▶ Work to complete
Filtering the records below, copy only those lines that include the word "globe".
Information given Start Marker
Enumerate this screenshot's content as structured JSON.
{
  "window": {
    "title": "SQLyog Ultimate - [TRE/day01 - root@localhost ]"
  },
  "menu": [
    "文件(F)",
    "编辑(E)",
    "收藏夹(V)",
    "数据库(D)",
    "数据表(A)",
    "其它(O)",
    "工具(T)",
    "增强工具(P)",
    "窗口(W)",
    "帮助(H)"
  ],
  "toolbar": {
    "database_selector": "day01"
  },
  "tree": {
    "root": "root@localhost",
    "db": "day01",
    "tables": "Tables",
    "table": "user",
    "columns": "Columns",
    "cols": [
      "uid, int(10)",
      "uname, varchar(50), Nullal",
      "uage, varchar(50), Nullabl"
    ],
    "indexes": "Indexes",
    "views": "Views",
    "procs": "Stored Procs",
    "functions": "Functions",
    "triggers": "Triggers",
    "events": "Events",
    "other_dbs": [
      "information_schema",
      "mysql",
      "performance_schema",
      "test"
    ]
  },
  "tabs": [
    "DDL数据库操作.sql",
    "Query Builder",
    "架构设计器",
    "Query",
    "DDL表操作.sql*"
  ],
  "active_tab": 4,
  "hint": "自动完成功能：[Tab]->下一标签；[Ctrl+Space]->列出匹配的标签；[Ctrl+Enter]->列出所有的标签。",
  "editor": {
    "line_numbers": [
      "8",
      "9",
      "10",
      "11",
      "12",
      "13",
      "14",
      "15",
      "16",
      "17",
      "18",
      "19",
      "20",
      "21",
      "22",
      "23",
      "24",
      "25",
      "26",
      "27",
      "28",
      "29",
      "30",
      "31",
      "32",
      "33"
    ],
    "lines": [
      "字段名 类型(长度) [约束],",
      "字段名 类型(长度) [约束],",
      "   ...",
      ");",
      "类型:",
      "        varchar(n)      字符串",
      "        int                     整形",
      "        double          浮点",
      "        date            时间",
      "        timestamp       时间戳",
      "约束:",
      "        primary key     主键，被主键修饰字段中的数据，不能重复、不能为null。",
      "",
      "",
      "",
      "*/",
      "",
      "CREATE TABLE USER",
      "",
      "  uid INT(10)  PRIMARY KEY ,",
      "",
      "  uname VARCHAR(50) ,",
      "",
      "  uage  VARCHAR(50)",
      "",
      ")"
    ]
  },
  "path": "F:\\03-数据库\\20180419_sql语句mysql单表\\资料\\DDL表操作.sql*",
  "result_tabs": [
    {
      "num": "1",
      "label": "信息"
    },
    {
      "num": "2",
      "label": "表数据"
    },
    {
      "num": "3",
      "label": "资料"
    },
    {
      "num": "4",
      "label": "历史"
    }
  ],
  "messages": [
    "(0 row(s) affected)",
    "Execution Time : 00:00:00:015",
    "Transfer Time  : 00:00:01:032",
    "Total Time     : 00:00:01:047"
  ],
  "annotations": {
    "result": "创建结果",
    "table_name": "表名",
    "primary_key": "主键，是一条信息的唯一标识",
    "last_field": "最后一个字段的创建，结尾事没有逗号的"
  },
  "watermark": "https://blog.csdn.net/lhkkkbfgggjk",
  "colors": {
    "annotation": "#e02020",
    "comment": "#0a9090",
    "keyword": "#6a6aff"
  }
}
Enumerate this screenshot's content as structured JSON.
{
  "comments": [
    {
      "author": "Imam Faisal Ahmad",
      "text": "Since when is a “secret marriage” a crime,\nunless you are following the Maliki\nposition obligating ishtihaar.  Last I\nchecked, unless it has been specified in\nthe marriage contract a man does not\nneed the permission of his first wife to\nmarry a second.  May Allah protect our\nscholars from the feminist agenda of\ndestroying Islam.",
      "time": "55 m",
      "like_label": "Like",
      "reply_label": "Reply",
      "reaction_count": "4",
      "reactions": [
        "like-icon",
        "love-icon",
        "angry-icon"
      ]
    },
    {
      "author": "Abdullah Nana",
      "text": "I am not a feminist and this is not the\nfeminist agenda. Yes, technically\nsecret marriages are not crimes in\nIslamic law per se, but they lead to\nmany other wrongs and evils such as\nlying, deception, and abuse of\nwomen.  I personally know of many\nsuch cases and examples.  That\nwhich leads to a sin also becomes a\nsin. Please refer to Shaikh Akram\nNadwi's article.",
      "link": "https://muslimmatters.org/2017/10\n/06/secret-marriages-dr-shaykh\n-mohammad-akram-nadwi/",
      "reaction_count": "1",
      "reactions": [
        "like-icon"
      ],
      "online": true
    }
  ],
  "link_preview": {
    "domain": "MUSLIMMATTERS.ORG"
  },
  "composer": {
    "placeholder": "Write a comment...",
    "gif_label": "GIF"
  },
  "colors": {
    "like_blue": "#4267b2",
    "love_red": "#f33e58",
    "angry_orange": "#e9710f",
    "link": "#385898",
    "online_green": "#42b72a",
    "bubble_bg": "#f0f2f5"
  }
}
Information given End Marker
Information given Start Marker
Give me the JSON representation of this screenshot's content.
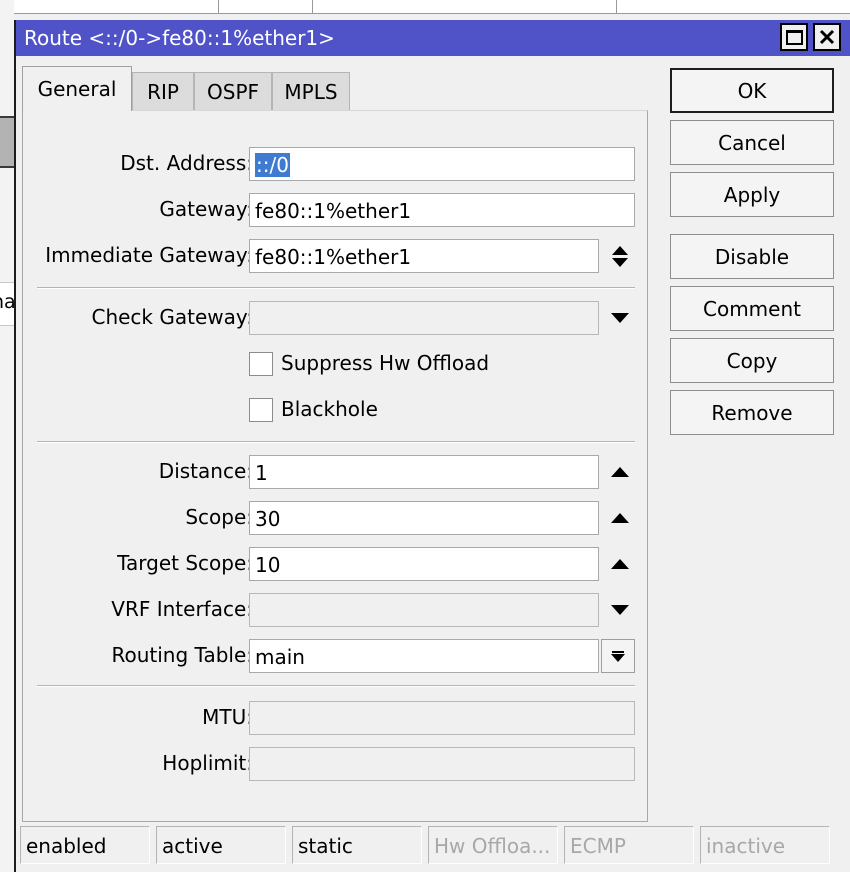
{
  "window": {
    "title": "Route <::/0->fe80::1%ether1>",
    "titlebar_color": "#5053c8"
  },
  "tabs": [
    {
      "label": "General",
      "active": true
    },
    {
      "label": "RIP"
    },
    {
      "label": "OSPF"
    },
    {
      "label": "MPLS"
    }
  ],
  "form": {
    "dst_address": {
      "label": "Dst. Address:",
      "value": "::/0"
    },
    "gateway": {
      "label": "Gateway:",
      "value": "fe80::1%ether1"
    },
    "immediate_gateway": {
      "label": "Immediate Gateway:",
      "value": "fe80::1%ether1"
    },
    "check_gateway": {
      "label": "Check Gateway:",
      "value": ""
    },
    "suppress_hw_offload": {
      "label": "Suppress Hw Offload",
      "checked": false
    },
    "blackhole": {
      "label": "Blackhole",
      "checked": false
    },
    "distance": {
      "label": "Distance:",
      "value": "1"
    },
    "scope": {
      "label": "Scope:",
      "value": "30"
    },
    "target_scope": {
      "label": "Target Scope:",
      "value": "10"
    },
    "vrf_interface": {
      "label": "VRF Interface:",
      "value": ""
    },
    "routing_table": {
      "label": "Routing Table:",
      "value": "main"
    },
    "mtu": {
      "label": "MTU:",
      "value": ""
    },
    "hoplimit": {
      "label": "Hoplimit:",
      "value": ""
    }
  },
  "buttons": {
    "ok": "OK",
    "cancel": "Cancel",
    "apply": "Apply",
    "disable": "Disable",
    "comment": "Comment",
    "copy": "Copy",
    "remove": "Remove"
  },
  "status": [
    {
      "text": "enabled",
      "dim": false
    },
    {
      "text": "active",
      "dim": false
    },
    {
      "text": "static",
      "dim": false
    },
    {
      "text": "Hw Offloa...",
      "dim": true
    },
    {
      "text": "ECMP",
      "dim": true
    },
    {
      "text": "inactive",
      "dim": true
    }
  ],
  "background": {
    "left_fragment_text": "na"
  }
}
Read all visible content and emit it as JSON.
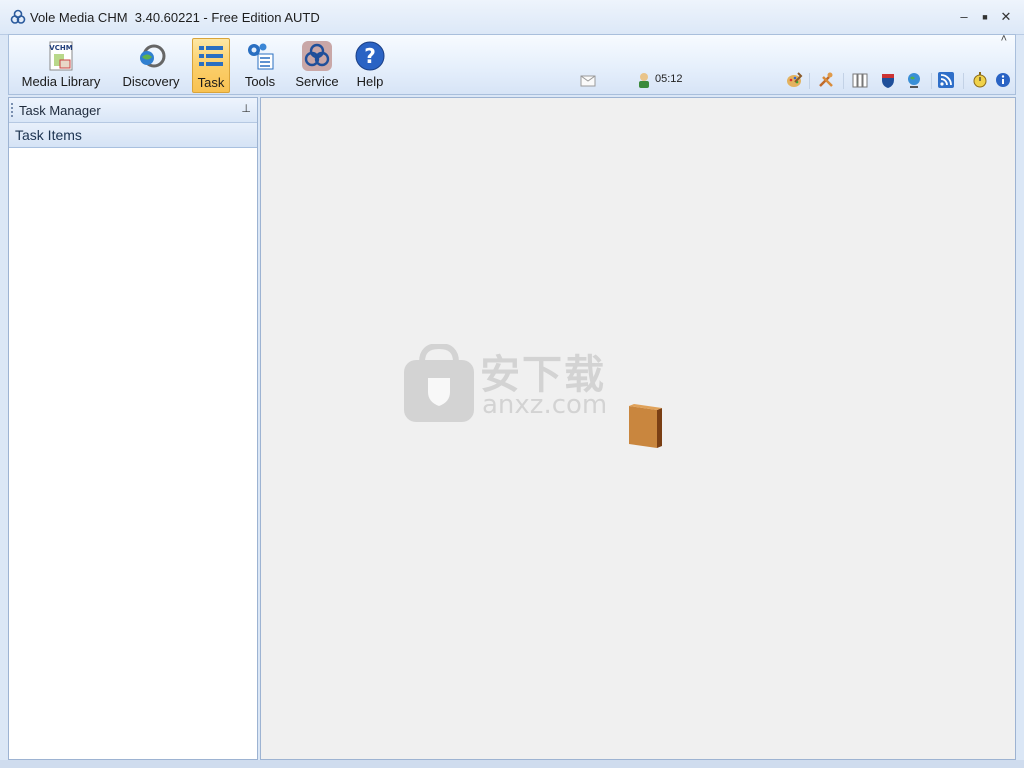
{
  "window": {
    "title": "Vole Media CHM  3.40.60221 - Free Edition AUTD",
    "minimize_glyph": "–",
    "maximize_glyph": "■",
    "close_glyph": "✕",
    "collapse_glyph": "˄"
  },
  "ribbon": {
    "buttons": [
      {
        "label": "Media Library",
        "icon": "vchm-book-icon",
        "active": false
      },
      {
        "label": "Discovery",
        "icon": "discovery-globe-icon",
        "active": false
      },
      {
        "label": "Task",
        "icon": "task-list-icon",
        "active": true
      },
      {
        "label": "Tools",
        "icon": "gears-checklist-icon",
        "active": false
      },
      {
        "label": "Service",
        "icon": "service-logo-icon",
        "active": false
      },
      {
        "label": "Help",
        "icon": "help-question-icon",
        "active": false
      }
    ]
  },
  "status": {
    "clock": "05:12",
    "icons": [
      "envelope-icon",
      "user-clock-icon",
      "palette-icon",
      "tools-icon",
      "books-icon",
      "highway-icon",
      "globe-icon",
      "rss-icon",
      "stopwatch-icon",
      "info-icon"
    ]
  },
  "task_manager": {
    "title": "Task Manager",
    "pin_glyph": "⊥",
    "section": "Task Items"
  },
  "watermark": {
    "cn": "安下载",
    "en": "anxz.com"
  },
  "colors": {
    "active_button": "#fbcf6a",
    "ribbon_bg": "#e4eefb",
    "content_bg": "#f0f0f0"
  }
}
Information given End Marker
▶ Solution to this exercise
        "icon": "discovery-globe-icon",
      "globe-icon",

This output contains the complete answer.